(Page and application data records)
--- START ---

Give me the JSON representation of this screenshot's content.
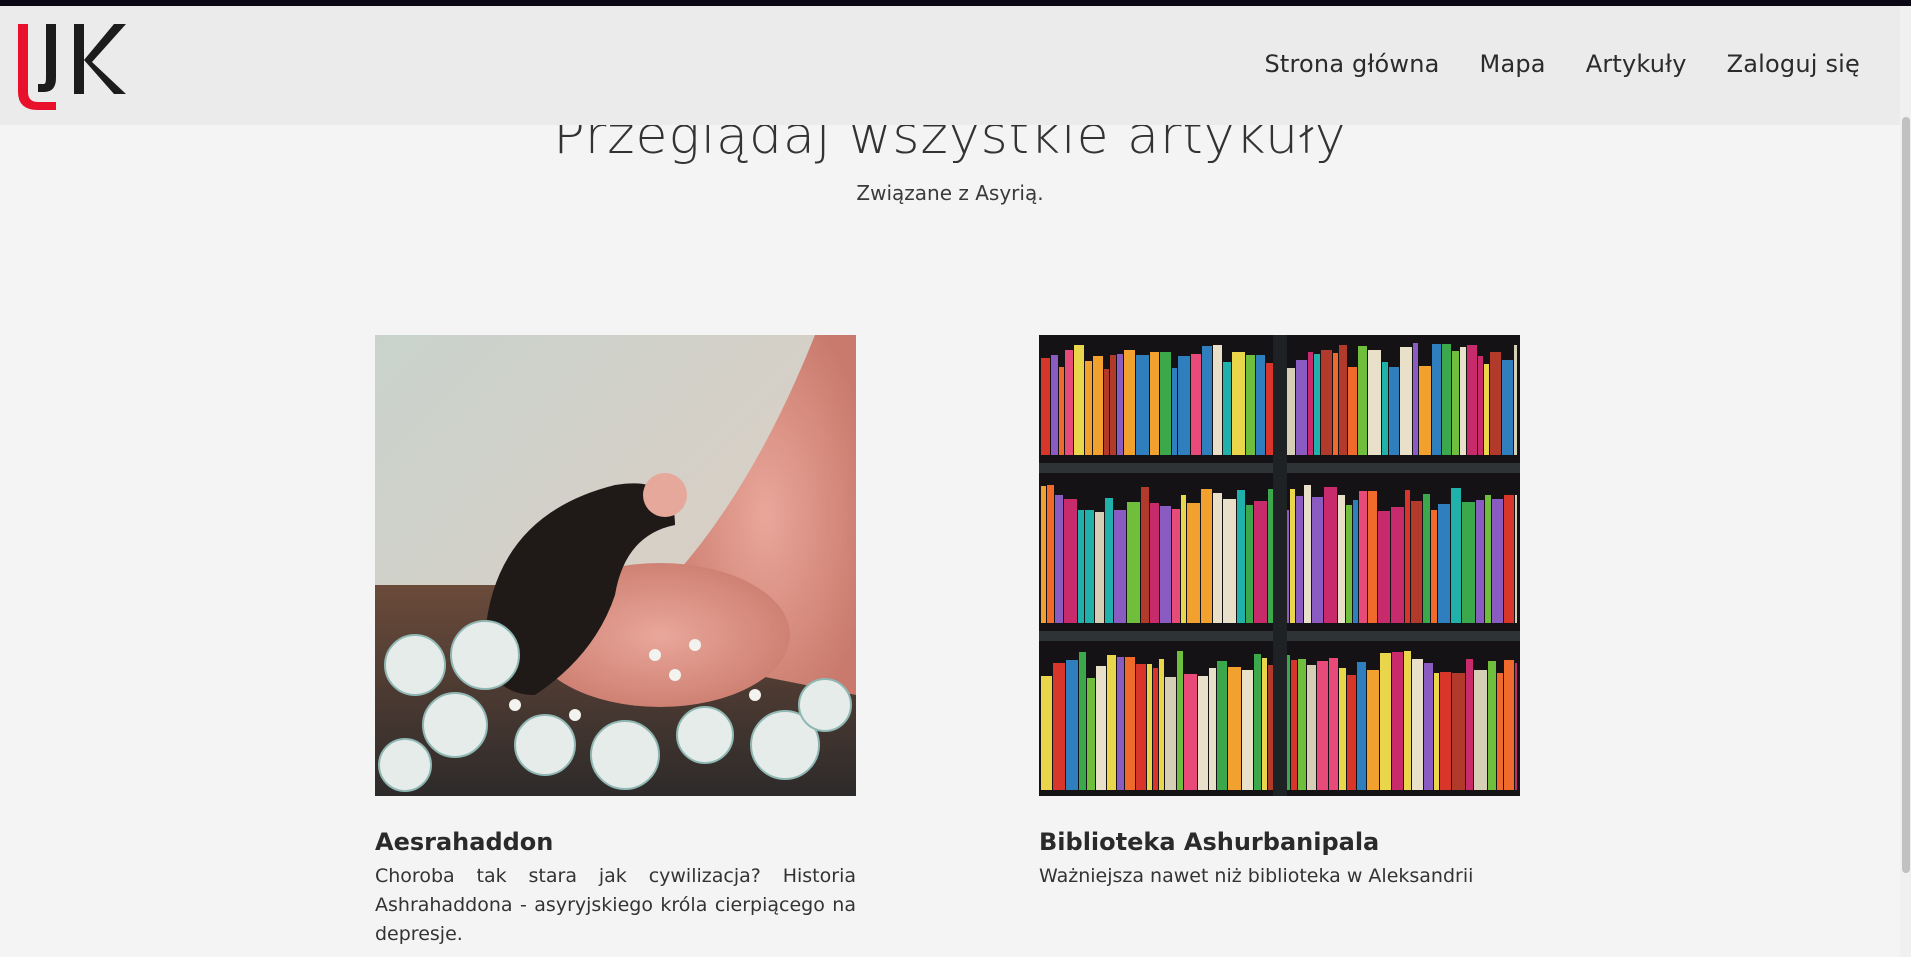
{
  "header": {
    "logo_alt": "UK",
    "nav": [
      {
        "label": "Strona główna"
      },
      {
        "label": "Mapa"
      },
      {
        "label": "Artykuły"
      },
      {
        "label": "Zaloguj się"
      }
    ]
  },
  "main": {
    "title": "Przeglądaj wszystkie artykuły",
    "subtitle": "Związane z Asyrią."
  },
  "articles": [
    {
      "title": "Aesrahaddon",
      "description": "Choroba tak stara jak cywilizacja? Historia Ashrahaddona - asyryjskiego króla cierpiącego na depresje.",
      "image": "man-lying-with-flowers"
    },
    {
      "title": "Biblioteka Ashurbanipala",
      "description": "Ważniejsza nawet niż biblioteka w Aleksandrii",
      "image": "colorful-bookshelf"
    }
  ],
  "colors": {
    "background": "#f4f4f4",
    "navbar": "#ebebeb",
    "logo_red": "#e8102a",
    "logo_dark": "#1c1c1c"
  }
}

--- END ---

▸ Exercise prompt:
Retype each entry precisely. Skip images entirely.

▸ The answer:
Give me the JSON representation of this screenshot's content.
{
  "header": {
    "logo_alt": "UK",
    "nav": [
      {
        "label": "Strona główna"
      },
      {
        "label": "Mapa"
      },
      {
        "label": "Artykuły"
      },
      {
        "label": "Zaloguj się"
      }
    ]
  },
  "main": {
    "title": "Przeglądaj wszystkie artykuły",
    "subtitle": "Związane z Asyrią."
  },
  "articles": [
    {
      "title": "Aesrahaddon",
      "description": "Choroba tak stara jak cywilizacja? Historia Ashrahaddona - asyryjskiego króla cierpiącego na depresje.",
      "image": "man-lying-with-flowers"
    },
    {
      "title": "Biblioteka Ashurbanipala",
      "description": "Ważniejsza nawet niż biblioteka w Aleksandrii",
      "image": "colorful-bookshelf"
    }
  ],
  "colors": {
    "background": "#f4f4f4",
    "navbar": "#ebebeb",
    "logo_red": "#e8102a",
    "logo_dark": "#1c1c1c"
  }
}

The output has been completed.